The Research Data York service enables University of York researchers to store their research data for the long-term, so that it remains accessible for the researchers involved, and where appropriate for others.
At the University of York archiving research data is a four-step process:
Step 1. Select which data to archive
Step 2. Decide whether and on what terms your data will be made available
Step 3. Either submit the data to an appropriate repository or data archive3, or choose to transfer it to the University Research Data York service
Step 4. Record the dataset in PURE4, the University's current research information system.
You should also consider archiving your non-digital data.
1. Check the Process for transferring research data to Research Data York information, to ensure you can meet your responsibilities before data transfer and that you understand how the data will be handled/curated.
2. Record the dataset in PURE; this will trigger library staff to:
- check the information you have provided, to ensure that secondary users will be able to understand the dataset
- create (where appropriate) a DOI (Digital Object Identifier) so that you can cite the data within your published papers
- contact you, to find out if you have a home for your dataset (a funder/subject/publisher repository) or if you need Research Data York to store the data for the long-term.
Research Data York will store the data (physical or digital) for the longer term, manage requests to access those data and ensure that data remain unchanged. Unless you tell us we'll presume that your data is openly available for others to use and we will assign a CC BY licence to it.
Most funders require research data to "be made openly available with as few restrictions as possible". In practice your ability to make data openly available for reuse by others may be limited by legal, ethical, contractual or commercial considerations. In some cases you may not be able to share your data at all. This approach can be summarised as "as open as possible, as closed as necessary". For more information see our Restricting access to data web page.
If you are unsure as to whether you could or should make your data openly available, please contact the Library's Research Support Team before you publish your data.
1 University RDM Policy. Retention, for a minimum of 10 years, and sharing (where possible) of research data which either (a) underpins published results, eg in an academic journal article, chapter in a book or conference, and/or (b) have long-term value.
2 Sherpa/JULIET can help identify research funders’ data archiving requirements and guidelines, and includes links to funders' data policies.

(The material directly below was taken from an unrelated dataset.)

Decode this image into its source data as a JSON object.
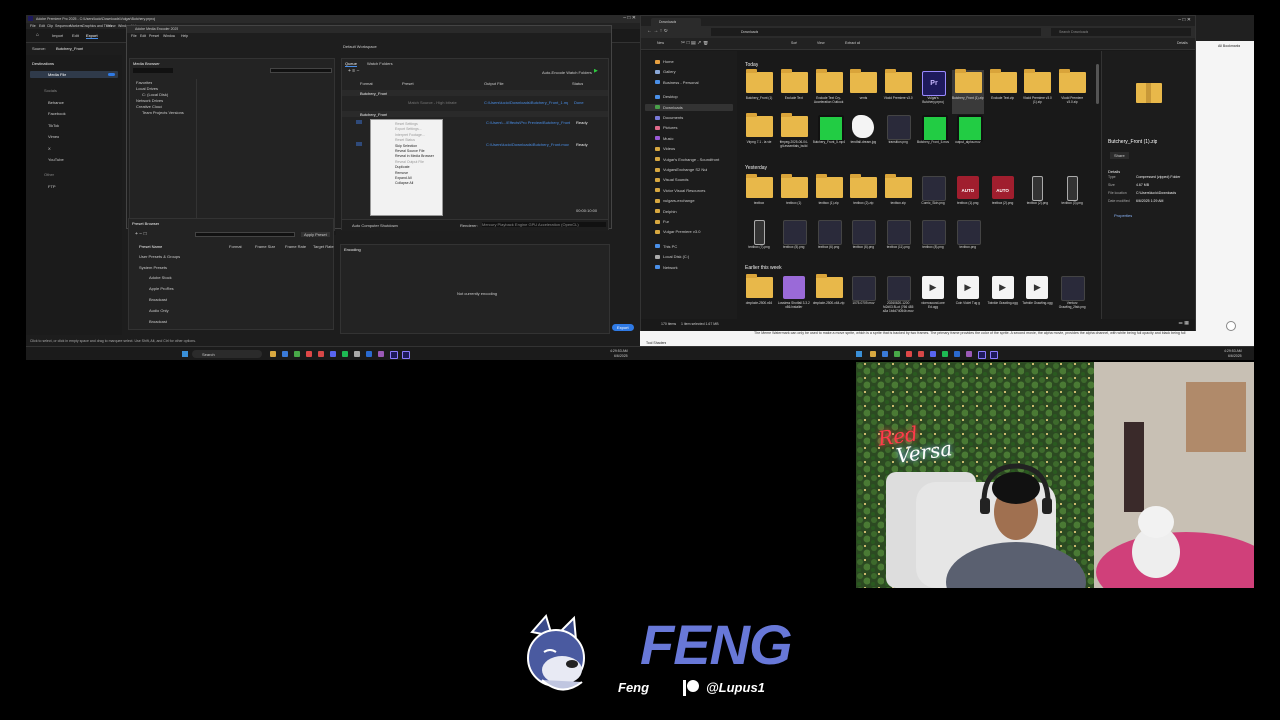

3 Check your funder’s data policy as some funders stipulate where the data should be deposited (eg "NERC-funded scientists must make their data openly available within two years of collection and deposit it in a NERC data centre for long term preservation").
4 Guidance on Recording dataset in PURE. If you don't have an account on PURE, PhD students don't but research staff in general do, your supervisor or co-author can add the dataset record on your behalf.